Facebook and Instagram, owned by Meta, have been temporarily banned from tracking online user activity for ad targeting in Norway. The ban, effective from August, is the result of an order from the Norwegian Data Protection Authority due to Meta’s opaque and intrusive ad practices. During the three-month ban, Meta can show personalized ads only using information provided by users themselves. Non-compliance could lead to daily fines of 1 million Norwegian Krone (€89,500). This ban may be lifted if Meta finds a legal method for data processing that allows user opt-out. This kind of new sanction can be seen as quite novel and is certainly a welcome result of the growing regulatory effort.
Legal regulation tends to lag a few steps behind changes in life and rarely anticipates them, and this is particularly true in the rapidly changing media field. Over the last decade, three major US companies, Facebook, Google, and Twitter, have become the most dominant platforms for online discourse. This process has in effect privatised the social spaces available on the internet and the rules governing what is allowed on these platforms. The popularity of these platforms has increased in proportion to the responsibility and influence of their operators. Platforms, while undoubtedly broadening the scope for individual expression, also distort the public sphere and fundamentally redraw the structure of the public sphere, with a decisive impact on the evolution of social dialogue.
Be that as it may, however hard regulation tries, it has not yet found a way to curb this growing influence. There are many jurisdictional and private international law issues raised by this phenomenon, but the most important is the question of what sanctions can actually be used to curb these platforms. Of course, financial fines are the best way to express the kind of punishment we can impose on similar companies, but in many cases, this cannot always be effective, as we have seen in Australia, for example.
In 2021, Australia sought to legislate the situation of platforms and the journalistic content they lavishly offer, and to establish a framework for cooperation between platforms and the various news media that would reward news media appropriately in return for the monetization of news by platforms. However, Facebook, which opposed the decision, tried to put pressure on the Australian government by blocking news sharing on its platform in Australia. The move, which was seen by many as a form of blackmail, was ultimately successful, as Australia has amended the law on certain points, so that in the future it will remain up to social platforms and content providers to decide what exactly constitutes news and how much they can charge for it, rather than the law.
The Norwegian decision finally represents a different approach to sanctions and tries to hit platforms where it really hurts them. With such significant financial revenues, fines are often laughed off, but such limits are a clear step forward in terms of regulatory attitude. Of course, we will only be able to judge the effectiveness of the decision in hindsight, but it is certainly welcomed that the regulator is looking for new and creative ways to stipulate global platforms.

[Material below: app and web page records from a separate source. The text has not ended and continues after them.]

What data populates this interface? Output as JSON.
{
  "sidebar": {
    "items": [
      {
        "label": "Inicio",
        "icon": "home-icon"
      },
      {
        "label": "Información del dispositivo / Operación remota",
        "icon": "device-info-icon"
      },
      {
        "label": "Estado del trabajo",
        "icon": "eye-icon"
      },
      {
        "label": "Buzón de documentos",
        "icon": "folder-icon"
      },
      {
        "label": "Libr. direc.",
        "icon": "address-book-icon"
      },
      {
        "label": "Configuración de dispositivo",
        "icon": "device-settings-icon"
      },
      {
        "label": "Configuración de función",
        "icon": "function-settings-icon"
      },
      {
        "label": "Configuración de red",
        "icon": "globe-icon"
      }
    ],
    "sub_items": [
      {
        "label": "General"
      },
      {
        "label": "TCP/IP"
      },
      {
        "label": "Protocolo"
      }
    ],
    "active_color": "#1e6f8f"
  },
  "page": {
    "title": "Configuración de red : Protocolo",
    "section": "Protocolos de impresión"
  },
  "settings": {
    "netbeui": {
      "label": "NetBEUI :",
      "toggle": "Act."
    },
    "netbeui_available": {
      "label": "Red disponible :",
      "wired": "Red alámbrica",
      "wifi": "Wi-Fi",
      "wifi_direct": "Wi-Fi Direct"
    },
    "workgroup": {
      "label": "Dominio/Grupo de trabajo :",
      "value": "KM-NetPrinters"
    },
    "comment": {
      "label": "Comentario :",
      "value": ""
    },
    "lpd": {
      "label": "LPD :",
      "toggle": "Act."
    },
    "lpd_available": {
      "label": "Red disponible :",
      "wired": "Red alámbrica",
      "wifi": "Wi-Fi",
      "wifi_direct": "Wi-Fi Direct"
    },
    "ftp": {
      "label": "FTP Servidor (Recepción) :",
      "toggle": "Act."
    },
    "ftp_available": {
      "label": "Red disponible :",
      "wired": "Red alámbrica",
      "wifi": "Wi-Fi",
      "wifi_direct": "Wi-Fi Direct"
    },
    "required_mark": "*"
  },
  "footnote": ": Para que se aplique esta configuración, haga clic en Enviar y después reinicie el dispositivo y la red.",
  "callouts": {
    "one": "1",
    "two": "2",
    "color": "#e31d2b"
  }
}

János Tamás Papp JD, PhD is an assistant professor at Pázmány Péter Catholic University, Hungary, and a legal expert at the Department of Online Platforms of the National Media and Infocommunications Authority of Hungary. Where he has taught civil and constitutional law since 2015 and became a founding member of the Media Law Research Group of the Department of Private Law. He earned his JD and PhD in Law at the Faculty of Law and Political Sciences of the Pázmány Péter Catholic University. His main research fields are freedom of speech, media law, and issues related to freedom of expression on online platforms. He has a number of publications regarding social media and the law, including a book titled „Regulation of Social Media Platforms in Protection of Democratic Discourses”.